GLP Summer Reading List (Part Two)

A Vision for the Future: Why and How

Here is a link to part one of our summer reading list!

August is here and many of us are finally taking some serious time away to relax and reflect before “back to school” is our reality. It’s a great time to read two books we believe are “musts” for imagining what can be in the new year. Full disclosure: The authors of both books are valued colleagues and friends. Nevertheless, we believe they’ve succeeded in clearly articulating answers to the most essential questions of WHY and HOW for the kinds of changes we need to make if we want to develop healthy and well-prepared students for the 21st century.

Most Likely to Succeed: Preparing Our Kids for the Innovation Era

Tony Wagner and Ted Dintersmith  

Overloaded and Underprepared: Strategies for Stronger Schools and Healthy, Successful Kids

Denise Pope, Maureen Brown and Sarah Miles


In Most Likely to Succeed, Tony and Ted Dintersmith make the case for WHY our traditional education system is not designed to produce the creative, collaborative and independent learners ready to enter an innovation economy. In a cohesively synthesized narrative loaded with data and research, the authors lay out a new vision for learning, curricula and school design that aligns with the skills and capacities students truly need to thrive in an economy that has been fundamentally altered by technological advancement. The book is both broad and deep in its examination of the problem. It is highly accessible, witty and considerate of the concerns and needs of parents, students and educators. It’s meant for all of us—and if widely read, will change the national dialogue on education. This book is a natural complement and deepening of the film Most Likely to Succeed and will equip you with a nuanced understanding of why change is so necessary for our children and our country.
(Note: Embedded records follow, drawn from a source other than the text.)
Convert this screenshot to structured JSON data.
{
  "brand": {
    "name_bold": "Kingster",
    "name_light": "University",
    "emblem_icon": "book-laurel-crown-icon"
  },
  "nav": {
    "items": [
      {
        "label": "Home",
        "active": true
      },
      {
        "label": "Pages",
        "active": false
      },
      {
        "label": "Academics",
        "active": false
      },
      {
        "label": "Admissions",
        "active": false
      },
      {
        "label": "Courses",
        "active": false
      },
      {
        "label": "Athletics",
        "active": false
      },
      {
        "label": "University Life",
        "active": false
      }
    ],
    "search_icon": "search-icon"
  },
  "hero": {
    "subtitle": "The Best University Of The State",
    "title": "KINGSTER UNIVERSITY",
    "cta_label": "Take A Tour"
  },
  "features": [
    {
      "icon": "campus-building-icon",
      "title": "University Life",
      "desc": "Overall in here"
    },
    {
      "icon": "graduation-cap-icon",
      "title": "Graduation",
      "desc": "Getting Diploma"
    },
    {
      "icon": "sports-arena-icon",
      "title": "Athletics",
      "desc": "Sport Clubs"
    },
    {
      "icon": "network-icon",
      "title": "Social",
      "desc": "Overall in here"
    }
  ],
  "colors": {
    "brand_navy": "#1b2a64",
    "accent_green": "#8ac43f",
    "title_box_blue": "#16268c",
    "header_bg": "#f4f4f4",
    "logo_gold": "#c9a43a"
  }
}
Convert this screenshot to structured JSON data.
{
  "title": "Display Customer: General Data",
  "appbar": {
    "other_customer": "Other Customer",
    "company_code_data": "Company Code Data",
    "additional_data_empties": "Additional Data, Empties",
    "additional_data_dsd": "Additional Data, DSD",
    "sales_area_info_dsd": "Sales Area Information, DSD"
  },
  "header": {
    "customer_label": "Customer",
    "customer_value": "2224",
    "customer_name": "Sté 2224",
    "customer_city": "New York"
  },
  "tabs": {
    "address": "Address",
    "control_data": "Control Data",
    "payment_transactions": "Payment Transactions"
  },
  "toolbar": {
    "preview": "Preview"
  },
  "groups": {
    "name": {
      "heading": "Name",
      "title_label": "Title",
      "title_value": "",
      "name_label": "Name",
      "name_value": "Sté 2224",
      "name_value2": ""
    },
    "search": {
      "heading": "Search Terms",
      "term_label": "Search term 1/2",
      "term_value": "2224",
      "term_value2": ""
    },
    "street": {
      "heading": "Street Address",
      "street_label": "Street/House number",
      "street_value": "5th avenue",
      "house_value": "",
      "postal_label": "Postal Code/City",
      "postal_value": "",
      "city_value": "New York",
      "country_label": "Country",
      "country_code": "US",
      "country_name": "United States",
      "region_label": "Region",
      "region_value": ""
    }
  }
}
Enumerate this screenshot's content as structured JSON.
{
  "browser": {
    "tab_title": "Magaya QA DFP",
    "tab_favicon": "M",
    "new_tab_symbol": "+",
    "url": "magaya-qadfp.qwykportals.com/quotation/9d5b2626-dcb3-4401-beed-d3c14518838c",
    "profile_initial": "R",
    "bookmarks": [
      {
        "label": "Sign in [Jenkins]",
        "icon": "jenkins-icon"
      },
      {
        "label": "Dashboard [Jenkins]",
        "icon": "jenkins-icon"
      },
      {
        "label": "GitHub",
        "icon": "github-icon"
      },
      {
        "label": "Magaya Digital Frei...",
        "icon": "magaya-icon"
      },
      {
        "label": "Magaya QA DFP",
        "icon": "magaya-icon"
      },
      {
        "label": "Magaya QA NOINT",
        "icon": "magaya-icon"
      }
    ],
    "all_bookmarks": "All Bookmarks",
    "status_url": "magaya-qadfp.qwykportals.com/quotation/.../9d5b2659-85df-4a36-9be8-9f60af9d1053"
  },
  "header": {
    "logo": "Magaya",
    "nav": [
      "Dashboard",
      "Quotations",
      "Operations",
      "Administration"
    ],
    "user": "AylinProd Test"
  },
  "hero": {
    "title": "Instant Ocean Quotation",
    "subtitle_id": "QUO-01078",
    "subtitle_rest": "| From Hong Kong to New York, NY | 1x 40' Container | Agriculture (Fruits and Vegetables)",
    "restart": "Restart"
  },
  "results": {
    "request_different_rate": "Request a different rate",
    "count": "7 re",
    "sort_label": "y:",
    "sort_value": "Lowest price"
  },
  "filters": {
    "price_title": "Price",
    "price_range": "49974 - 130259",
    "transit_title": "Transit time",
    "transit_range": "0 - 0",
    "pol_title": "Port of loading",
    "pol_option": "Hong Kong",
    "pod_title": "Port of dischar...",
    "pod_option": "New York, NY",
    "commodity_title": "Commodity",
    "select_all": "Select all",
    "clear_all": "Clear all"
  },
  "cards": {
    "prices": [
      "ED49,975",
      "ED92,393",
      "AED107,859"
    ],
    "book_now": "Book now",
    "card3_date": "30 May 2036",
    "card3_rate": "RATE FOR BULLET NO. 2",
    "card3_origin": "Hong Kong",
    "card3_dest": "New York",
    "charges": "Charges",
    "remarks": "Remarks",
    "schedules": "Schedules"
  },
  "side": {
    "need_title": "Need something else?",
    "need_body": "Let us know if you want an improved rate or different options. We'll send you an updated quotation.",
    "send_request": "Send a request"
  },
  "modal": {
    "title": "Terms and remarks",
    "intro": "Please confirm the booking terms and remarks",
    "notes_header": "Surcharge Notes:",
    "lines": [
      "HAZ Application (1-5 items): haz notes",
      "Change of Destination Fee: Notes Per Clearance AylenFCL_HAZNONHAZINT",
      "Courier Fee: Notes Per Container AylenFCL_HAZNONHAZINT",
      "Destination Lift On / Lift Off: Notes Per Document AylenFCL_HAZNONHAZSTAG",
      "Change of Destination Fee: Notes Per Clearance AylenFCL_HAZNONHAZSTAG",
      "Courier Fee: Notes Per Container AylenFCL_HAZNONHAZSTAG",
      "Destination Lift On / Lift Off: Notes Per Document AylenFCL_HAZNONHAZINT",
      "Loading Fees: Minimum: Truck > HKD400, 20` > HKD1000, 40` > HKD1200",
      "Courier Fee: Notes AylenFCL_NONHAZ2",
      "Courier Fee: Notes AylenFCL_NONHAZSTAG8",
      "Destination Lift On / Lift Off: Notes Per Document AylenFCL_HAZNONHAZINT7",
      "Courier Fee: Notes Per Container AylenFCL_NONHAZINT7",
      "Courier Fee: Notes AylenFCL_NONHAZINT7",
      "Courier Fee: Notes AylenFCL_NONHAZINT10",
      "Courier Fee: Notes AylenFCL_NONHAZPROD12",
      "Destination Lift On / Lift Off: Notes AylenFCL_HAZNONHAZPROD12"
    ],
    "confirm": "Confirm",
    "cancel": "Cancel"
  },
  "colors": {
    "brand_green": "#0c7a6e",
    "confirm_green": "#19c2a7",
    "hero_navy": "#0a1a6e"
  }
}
In Overloaded and Underprepared, Pope, Brown and Miles get very practical about the immediate need and opportunity for schools and parents to make positive changes in students’ lives. Their book is about HOW and is one of the best blueprints for action we’ve seen; written for parents and schools hoping to make learning a healthier, more engaging experience that prepares students for the demands ahead. The book uses case studies, research and examples from their work at Challenge Success, where they partner with schools and families to provide kids with the academic, social, and emotional skills needed to succeed now and in the future. The authors give us examples of how real schools—independent, public, rural and suburban—have made concrete changes to create healthier learning climates for their students by looking at the daily schedule and the demands of homework and traditional classroom practices. This tool-based book highlights the importance of student engagement and everything that goes along with it—from rethinking classroom pedagogy and assessment to building a climate of care with students, parents, and faculty/staff.

These books call for us to reconsider our assumptions about what school should look like and why by making the case for change and illuminating ways that some schools are already committing to new ways to support students and educators. So end your summer with two great reads that will equip you for igniting change in your school this year!